__________

Dissenting opinion of Judge Schwebel

Judge Schwebel voted in favour of the Court's rejection of the United States request to dismiss Nicaragua's case on jurisdictional grounds, and voted as well for the Court's indication that the United States should not restrict access to and from Nicaraguan ports, particularly by mine-laying. He "emphatically" dissented from the provision of the Court's Order holding that the right to sovereignty and to political independence possessed by Nicaragua "should be fully respected and should not in any way be jeopardized by any military or paramilitary activities which are prohibited by the principles of international law". Judge Schwebel characterized that provision's "emphasis upon the rights of Nicaragua - in a case in which Nicaragua itself is charged with violating the territorial integrity and political independence of its neighbours" - as "unwarranted" and "incompatible with the principles of equality of States and of collective security".
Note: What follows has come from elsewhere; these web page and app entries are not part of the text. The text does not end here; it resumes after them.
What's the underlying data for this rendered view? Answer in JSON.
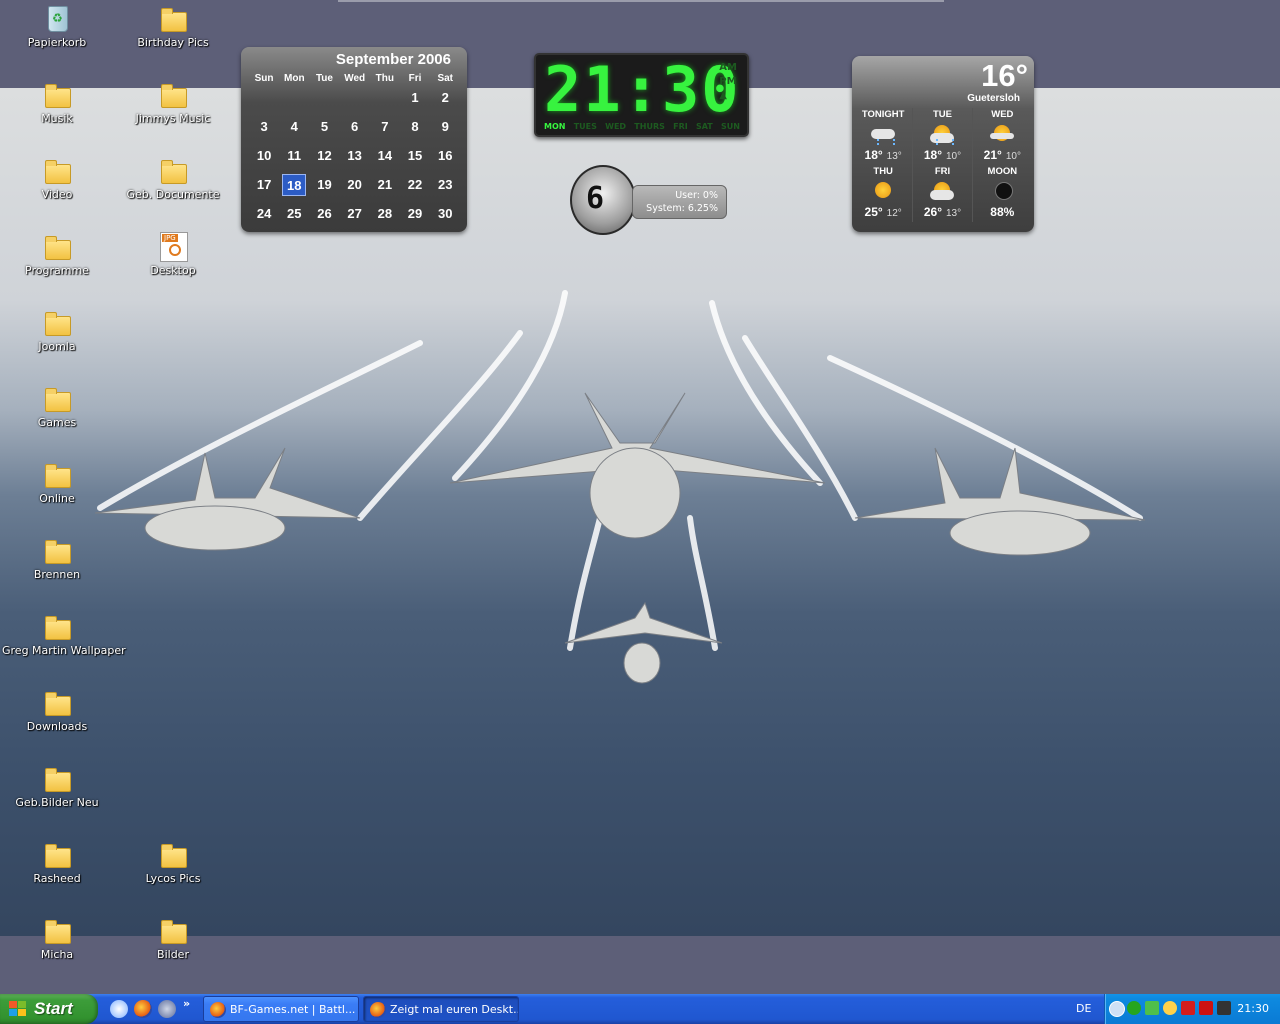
{
  "desktop_icons": [
    {
      "label": "Papierkorb",
      "type": "recycle-bin"
    },
    {
      "label": "Birthday Pics",
      "type": "folder"
    },
    {
      "label": "Musik",
      "type": "folder"
    },
    {
      "label": "Jimmys Music",
      "type": "folder"
    },
    {
      "label": "Video",
      "type": "folder"
    },
    {
      "label": "Geb. Documente",
      "type": "folder"
    },
    {
      "label": "Programme",
      "type": "folder"
    },
    {
      "label": "Desktop",
      "type": "jpg-file"
    },
    {
      "label": "Joomla",
      "type": "folder"
    },
    {
      "label": "Games",
      "type": "folder"
    },
    {
      "label": "Online",
      "type": "folder"
    },
    {
      "label": "Brennen",
      "type": "folder"
    },
    {
      "label": "Greg Martin Wallpaper",
      "type": "folder"
    },
    {
      "label": "Downloads",
      "type": "folder"
    },
    {
      "label": "Geb.Bilder Neu",
      "type": "folder"
    },
    {
      "label": "Rasheed",
      "type": "folder"
    },
    {
      "label": "Lycos Pics",
      "type": "folder"
    },
    {
      "label": "Micha",
      "type": "folder"
    },
    {
      "label": "Bilder",
      "type": "folder"
    }
  ],
  "calendar": {
    "month": "September 2006",
    "weekdays": [
      "Sun",
      "Mon",
      "Tue",
      "Wed",
      "Thu",
      "Fri",
      "Sat"
    ],
    "days": [
      "",
      "",
      "",
      "",
      "",
      "1",
      "2",
      "3",
      "4",
      "5",
      "6",
      "7",
      "8",
      "9",
      "10",
      "11",
      "12",
      "13",
      "14",
      "15",
      "16",
      "17",
      "18",
      "19",
      "20",
      "21",
      "22",
      "23",
      "24",
      "25",
      "26",
      "27",
      "28",
      "29",
      "30"
    ],
    "today": "18",
    "highlight_color": "#2c5cc5"
  },
  "clock": {
    "time": "21:30",
    "am": "AM",
    "pm": "PM",
    "days": [
      "MON",
      "TUES",
      "WED",
      "THURS",
      "FRI",
      "SAT",
      "SUN"
    ],
    "active_day": "MON",
    "digit_color": "#37f33f"
  },
  "cpu_meter": {
    "value": "6",
    "user": "User: 0%",
    "system": "System: 6.25%"
  },
  "weather": {
    "current_temp": "16°",
    "city": "Guetersloh",
    "forecast": [
      {
        "day": "TONIGHT",
        "high": "18°",
        "low": "13°",
        "icon": "rain-cloud-icon"
      },
      {
        "day": "TUE",
        "high": "18°",
        "low": "10°",
        "icon": "sun-rain-icon"
      },
      {
        "day": "WED",
        "high": "21°",
        "low": "10°",
        "icon": "sun-cloud-icon"
      },
      {
        "day": "THU",
        "high": "25°",
        "low": "12°",
        "icon": "sun-icon"
      },
      {
        "day": "FRI",
        "high": "26°",
        "low": "13°",
        "icon": "sun-cloud-icon"
      },
      {
        "day": "MOON",
        "high": "88%",
        "low": "",
        "icon": "moon-icon"
      }
    ]
  },
  "taskbar": {
    "start_label": "Start",
    "chevron": "»",
    "tasks": [
      {
        "label": "BF-Games.net | Battl...",
        "active": false
      },
      {
        "label": "Zeigt mal euren Deskt...",
        "active": true
      }
    ],
    "language": "DE",
    "time": "21:30"
  }
}
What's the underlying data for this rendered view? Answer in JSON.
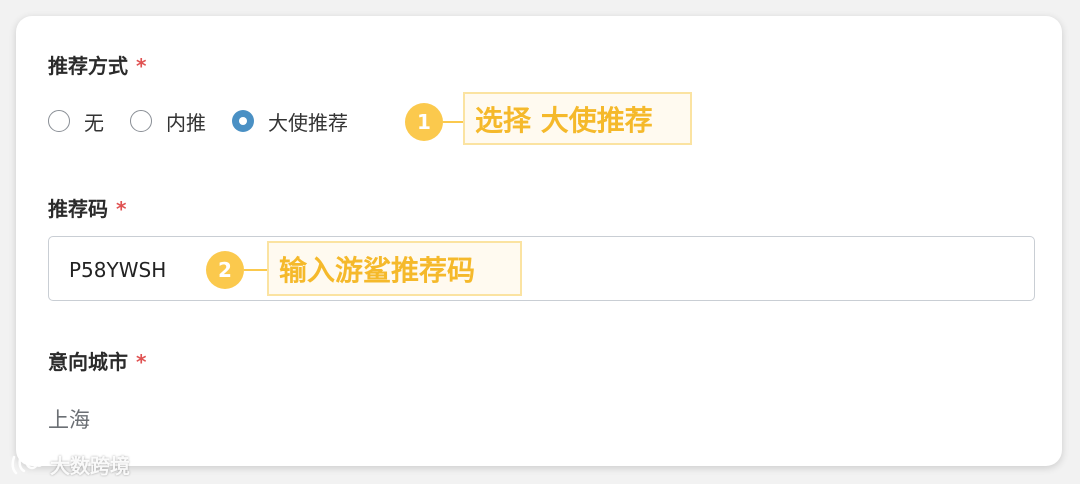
{
  "form": {
    "referral_method": {
      "label": "推荐方式",
      "required_mark": "*",
      "options": [
        {
          "label": "无",
          "checked": false
        },
        {
          "label": "内推",
          "checked": false
        },
        {
          "label": "大使推荐",
          "checked": true
        }
      ]
    },
    "referral_code": {
      "label": "推荐码",
      "required_mark": "*",
      "value": "P58YWSH"
    },
    "city": {
      "label": "意向城市",
      "required_mark": "*",
      "value": "上海"
    }
  },
  "annotations": [
    {
      "number": "1",
      "text": "选择 大使推荐"
    },
    {
      "number": "2",
      "text": "输入游鲨推荐码"
    }
  ],
  "watermark": {
    "text": "大数跨境"
  },
  "colors": {
    "accent_radio": "#4a90c4",
    "annotation": "#fbc94d",
    "annotation_text": "#f5b92b",
    "required": "#e05252"
  }
}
Judge Schwebel observed that the charges advanced by the United States against Nicaragua were "of a gravity no less profound" than the charges of Nicaragua against the United States, and that like charges had been made against Nicaragua by E1 Salvador, Honduras and Costa Rica. Those three Central American States were not parties to this case. Nevertheless, claims that Nicaragua is violating their security may properly be made by the United States and acted upon by the Court, for the rights at issue in the case "do not depend", Judge Schwebel held, "upon narrow considerations of privity to a dispute before the Court. They depend upon the broad considerations of collective security". Every State has "a legal interest" in the observance of the principles of collective security. The United States accordingly was justified in invoking before the Court what it saw as wrongful acts of Nicaragua against other Central American States "not because it can speak for Costa Rica, Honduras and El Salvador but because the alleged violation by Nicaragua of their security is a violation of the security of the United States".

Judge Schwebel declared that he felt able to vote for the provision of the Court's Order concerning mine-laying - which is addressed only to the United States - because the United States had not alleged before the Court that Nicaragua is mining the ports and waters of foreign States.

Judge Schwebel supported the Court's rejection of the United States challenge to jurisdiction because, at the stage of indication of provisional measures, all Nicaragua had to do was to make out, prima facie, a basis on which the Court's jurisdiction might be founded.